START SUPPLIED DATA

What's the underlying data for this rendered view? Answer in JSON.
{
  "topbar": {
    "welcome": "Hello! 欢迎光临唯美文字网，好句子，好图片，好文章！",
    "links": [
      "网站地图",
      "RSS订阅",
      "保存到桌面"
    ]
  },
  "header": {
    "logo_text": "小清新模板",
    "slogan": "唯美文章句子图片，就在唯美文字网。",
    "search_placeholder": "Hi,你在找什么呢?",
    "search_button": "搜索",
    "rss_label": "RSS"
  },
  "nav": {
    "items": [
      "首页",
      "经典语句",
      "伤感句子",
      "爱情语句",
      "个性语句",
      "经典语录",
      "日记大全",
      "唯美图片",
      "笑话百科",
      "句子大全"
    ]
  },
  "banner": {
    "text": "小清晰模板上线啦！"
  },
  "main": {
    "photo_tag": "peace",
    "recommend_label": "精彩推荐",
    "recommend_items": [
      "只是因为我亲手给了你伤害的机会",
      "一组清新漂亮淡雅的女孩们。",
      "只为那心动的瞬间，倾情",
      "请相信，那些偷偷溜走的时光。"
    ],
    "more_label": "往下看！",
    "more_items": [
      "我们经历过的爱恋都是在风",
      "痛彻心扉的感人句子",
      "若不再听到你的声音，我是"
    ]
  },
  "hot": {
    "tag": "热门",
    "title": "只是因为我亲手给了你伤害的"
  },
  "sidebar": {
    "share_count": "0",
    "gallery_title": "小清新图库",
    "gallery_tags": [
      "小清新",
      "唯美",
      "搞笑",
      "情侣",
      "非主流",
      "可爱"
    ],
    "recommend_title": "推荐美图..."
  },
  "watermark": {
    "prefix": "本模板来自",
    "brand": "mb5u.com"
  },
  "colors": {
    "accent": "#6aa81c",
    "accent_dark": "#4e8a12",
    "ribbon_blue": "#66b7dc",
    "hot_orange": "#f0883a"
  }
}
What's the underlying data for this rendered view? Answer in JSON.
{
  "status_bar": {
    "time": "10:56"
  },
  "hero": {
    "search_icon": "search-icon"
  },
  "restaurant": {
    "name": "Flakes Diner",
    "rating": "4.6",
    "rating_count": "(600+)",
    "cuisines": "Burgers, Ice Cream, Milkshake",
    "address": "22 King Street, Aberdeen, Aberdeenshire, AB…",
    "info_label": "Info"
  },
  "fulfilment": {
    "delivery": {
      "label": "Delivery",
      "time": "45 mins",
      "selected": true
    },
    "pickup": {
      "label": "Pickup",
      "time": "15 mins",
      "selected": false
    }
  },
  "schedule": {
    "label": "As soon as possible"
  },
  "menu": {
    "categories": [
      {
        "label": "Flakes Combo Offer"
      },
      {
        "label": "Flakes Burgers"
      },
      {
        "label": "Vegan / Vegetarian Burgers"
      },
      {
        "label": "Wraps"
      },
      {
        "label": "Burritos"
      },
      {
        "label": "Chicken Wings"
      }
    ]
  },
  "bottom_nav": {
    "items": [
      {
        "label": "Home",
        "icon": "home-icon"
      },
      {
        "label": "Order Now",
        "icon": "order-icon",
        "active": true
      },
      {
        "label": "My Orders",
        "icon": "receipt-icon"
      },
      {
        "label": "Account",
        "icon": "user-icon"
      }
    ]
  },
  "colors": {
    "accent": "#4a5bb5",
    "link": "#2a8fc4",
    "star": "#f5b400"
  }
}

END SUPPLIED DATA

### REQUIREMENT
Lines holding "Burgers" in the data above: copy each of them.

### RESPONSE FOR THIS EXERCISE
    "cuisines": "Burgers, Ice Cream, Milkshake",
        "label": "Flakes Burgers"
        "label": "Vegan / Vegetarian Burgers"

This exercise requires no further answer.